The Romans warned of "The Ides of March." Caesar was murdered by enemies and former friends in the "ides" - March 15 plus a day or two before and after. Other dire things were expected to happen about that time, and the feeling was passed through generations without reference to the old Roman dictator.
To farmers getting ready to sow oats, a drastic change of weather was a dire thing. In 1960, Central Missouri’s weather for the entire month was "the ides." March came in like a lion and went out with melted snow having caused horribly deep mud!
Chub called me at the college. "We’ll have to travel together," he said. "Our kids have gone home with Emily Kay and Bill ..."
"Why?" I interrupted.
"The weather," he said. "Look out the window; There are 4 inches of snow on the ground, and we’ll get 2 more before dark. The schools are all closed."
The 23 patterned-glass windows were steamed: the natatorium temperature stayed the same when morning rain turned into heavy snow.
I dismissed the class and dressed hurriedly. Chub was a construction inspector at the University of Missouri, and he kept concrete blocks in the back of his pickup to increase traction. I followed him.
Our neighbor, Willis Smith, had broken a path with his tractor where drifts were building up on Range Line Road. Strong winds from the west were sending Kansas snow to Illinois, and drifts were building up across the road from west to east. Visibility was near zero, and the temperature was still going down. Darkness threatened. We honked at the Browns’ home, and Nancy and Walt, our kids, came stumbling through the blizzard, covering their faces and leaning into the blowing snow.
Vemer’s Ford Road, extending east to west, was not drifted. Chub and Willis talked it over and decided that he’d go home and we would call within 30 minutes; he’d bring the tractor if we hadn’t called.
I heard him call. "We’re home; almost hung up on a drift near the mailbox."
Chub arranged to "borrow" fodder for our beef cows for a few days at least; Willis had some stored in a barn, and our hay was in bales outside.
The cows were not in sight, and we knew they’d be huddled together with their calves where a rock bluff and a thicket of trees would protect them. We had to get hay or fodder to them the next day. Chub told the kids that cows can kick through thin ice but they can’t paw through with their hooves the way horses can.
That was during the worst winter in Missouri history; snow came on old snow. If the prediction was 2 inches, we’d get 4. If 4 were predicted, we’d get 5 or 6.
Chub and I left the van and pickup truck in our driveway near the county road, and we went back and forth on the tractor for more than a month!
When the snows melted, the water seeped down and made horribly deep mud.

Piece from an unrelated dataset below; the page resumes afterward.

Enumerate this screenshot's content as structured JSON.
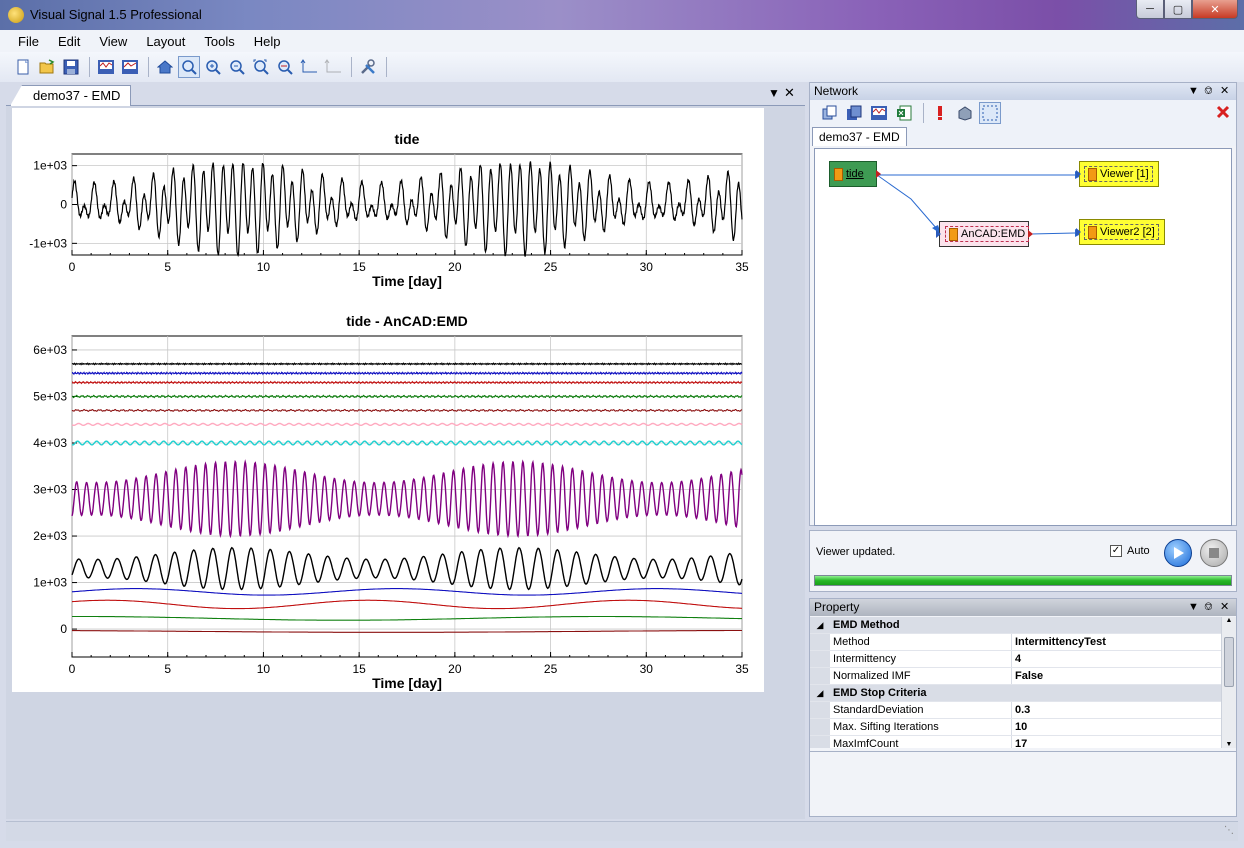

Everybody had a favorite mud story; mine came from our beloved weatherman, Dave Homer: A man, walking, found a hat on the road. He picked it up, and there was a face under the hat.
"Oh! Fellow, you’re in a terrible fix," he said.
The face replied, "Not as bad as this mule I’m riding!"